TASK DESCRIPTION:
Pull every line from the records that has the word "time" in it.
________________
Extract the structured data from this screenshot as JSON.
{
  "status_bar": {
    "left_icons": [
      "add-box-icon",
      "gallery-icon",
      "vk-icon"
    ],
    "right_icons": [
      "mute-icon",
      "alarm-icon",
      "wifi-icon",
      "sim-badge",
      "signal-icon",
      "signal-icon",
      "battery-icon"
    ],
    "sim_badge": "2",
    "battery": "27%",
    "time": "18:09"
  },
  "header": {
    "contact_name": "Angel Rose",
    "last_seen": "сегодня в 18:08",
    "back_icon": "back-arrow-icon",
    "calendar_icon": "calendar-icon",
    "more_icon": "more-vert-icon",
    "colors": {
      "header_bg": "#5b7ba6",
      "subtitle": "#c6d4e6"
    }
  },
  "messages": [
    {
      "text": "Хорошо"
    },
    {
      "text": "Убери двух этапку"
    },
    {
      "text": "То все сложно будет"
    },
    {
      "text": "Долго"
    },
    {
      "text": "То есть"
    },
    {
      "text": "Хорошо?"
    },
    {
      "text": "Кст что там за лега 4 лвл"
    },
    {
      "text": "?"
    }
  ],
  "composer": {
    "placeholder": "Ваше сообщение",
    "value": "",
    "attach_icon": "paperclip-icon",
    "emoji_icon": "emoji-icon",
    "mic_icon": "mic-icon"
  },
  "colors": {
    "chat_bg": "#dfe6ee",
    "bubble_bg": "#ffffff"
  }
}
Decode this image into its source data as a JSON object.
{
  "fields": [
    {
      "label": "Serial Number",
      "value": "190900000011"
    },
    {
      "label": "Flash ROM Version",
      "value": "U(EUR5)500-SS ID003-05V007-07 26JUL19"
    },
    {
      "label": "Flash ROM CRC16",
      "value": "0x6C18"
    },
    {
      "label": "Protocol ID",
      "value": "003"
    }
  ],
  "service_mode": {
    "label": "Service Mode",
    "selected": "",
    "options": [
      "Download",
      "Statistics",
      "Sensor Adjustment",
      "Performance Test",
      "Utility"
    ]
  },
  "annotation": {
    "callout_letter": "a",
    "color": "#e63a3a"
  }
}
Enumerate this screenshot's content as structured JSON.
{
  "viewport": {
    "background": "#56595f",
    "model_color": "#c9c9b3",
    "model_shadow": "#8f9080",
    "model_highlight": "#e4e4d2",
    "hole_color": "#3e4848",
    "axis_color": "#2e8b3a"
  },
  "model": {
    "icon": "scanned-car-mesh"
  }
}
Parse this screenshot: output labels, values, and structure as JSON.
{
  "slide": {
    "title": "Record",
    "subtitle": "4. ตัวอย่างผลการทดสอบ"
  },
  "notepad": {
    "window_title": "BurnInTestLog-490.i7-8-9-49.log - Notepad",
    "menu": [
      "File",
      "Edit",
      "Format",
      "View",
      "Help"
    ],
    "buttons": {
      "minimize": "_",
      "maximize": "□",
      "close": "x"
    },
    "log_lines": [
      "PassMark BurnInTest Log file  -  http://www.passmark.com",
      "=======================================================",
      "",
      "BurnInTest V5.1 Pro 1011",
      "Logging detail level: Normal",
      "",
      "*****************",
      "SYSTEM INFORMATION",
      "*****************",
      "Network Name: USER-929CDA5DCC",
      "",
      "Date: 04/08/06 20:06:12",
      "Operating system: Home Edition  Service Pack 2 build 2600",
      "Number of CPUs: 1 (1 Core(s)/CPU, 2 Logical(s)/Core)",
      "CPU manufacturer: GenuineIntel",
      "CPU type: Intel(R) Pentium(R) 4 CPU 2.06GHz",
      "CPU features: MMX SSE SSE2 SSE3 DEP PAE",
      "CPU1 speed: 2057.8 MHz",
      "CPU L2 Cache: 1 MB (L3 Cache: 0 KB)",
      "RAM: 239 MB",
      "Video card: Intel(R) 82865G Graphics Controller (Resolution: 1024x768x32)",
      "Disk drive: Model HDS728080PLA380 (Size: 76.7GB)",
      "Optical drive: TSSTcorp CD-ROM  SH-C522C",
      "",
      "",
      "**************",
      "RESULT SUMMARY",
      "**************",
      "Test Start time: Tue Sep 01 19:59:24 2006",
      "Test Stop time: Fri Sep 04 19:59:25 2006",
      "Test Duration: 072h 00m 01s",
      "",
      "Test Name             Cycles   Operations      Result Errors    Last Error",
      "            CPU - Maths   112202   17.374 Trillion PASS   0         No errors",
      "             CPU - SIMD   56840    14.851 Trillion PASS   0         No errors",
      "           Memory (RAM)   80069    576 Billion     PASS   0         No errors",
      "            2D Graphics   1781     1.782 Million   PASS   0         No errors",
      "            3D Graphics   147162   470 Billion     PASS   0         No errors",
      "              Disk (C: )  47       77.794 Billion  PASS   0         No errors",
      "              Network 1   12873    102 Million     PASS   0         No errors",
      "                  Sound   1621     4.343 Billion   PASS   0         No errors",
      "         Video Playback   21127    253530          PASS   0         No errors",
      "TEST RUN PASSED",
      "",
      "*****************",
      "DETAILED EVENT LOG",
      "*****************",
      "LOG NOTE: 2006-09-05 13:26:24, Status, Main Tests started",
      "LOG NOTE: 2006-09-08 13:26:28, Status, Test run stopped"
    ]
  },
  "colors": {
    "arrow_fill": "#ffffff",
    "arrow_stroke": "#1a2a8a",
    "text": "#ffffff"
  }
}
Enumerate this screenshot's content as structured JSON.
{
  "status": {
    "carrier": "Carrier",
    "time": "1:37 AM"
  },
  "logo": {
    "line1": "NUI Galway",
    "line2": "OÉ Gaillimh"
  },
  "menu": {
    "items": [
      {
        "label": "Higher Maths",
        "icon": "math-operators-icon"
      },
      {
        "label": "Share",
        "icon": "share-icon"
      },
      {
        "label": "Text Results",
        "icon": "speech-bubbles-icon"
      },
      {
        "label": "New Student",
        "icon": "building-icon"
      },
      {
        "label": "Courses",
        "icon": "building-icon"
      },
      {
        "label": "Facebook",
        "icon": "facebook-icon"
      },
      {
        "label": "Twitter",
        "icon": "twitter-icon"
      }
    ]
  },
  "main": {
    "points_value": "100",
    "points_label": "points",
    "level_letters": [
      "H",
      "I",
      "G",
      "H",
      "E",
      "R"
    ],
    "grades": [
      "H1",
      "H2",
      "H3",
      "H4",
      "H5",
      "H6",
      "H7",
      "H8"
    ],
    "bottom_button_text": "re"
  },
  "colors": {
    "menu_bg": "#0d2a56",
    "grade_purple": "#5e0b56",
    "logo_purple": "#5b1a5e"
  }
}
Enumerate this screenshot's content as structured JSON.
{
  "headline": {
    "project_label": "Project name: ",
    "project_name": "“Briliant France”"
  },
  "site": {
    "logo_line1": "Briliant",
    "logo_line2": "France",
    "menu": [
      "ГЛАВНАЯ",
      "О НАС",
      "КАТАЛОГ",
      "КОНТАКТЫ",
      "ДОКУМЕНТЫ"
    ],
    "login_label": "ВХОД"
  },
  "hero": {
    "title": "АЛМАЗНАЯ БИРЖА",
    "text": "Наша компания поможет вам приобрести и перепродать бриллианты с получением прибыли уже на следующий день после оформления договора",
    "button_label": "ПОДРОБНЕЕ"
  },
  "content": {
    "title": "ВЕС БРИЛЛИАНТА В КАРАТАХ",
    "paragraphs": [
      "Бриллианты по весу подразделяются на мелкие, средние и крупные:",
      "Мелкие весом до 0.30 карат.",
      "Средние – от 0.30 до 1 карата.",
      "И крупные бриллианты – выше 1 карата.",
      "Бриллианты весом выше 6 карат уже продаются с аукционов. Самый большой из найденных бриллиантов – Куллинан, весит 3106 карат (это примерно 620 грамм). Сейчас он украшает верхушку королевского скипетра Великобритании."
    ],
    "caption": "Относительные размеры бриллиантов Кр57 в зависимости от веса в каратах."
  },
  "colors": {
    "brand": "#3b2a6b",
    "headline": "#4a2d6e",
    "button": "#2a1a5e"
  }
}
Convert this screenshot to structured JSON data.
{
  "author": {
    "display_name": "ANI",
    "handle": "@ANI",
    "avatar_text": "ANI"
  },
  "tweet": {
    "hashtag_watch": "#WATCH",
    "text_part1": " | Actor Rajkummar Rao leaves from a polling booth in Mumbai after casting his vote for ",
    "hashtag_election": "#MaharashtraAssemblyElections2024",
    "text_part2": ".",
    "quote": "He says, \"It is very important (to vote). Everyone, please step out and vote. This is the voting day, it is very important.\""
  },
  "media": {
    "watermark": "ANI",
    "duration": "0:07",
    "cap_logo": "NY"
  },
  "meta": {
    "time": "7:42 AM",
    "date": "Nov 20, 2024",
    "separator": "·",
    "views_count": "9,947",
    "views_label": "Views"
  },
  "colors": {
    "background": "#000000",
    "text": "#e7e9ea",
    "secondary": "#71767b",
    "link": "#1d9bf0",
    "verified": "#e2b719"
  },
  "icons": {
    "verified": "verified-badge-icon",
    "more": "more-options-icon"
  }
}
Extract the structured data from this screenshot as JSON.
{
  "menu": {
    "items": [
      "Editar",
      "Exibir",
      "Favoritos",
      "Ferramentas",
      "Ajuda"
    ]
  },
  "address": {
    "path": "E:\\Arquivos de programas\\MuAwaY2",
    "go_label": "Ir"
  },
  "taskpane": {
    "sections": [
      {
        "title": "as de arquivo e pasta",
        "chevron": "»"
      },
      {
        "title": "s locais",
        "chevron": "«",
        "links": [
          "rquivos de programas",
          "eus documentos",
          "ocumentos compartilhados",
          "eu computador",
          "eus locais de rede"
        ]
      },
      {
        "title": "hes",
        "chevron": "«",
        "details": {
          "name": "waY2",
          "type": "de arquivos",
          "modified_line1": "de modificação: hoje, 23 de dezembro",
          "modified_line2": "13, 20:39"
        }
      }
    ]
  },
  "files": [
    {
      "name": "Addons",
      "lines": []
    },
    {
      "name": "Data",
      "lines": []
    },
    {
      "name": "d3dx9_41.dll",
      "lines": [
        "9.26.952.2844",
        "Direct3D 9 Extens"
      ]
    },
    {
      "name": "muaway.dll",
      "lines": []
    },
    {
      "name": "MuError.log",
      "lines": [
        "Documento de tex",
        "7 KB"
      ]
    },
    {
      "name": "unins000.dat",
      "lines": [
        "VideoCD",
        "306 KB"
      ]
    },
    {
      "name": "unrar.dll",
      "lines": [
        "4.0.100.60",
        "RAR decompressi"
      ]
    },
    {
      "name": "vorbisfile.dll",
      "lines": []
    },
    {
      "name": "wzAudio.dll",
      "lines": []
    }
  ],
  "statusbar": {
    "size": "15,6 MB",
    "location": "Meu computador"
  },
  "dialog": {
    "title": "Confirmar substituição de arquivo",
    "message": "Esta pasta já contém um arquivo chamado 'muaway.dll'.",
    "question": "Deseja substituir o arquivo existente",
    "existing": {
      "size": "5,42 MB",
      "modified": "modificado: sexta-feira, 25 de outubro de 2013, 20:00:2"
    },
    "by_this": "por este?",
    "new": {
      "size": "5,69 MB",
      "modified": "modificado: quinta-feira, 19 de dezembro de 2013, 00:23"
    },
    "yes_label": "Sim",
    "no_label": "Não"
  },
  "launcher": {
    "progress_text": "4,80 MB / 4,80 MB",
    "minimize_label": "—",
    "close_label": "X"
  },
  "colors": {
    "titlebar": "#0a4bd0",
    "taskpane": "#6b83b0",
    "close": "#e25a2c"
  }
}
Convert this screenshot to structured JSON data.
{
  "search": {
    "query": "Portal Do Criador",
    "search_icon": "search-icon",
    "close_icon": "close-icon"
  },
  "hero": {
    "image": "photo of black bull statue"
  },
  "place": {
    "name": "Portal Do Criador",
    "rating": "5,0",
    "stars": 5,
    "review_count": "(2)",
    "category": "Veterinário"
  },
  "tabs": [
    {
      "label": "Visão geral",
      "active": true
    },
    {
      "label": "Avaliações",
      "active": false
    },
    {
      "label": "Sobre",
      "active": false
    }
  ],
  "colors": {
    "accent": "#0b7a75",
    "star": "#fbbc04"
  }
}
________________
TASK SOLUTION:
    "time": "18:09"
      "Test Start time: Tue Sep 01 19:59:24 2006",
      "Test Stop time: Fri Sep 04 19:59:25 2006",
    "time": "1:37 AM"
    "time": "7:42 AM",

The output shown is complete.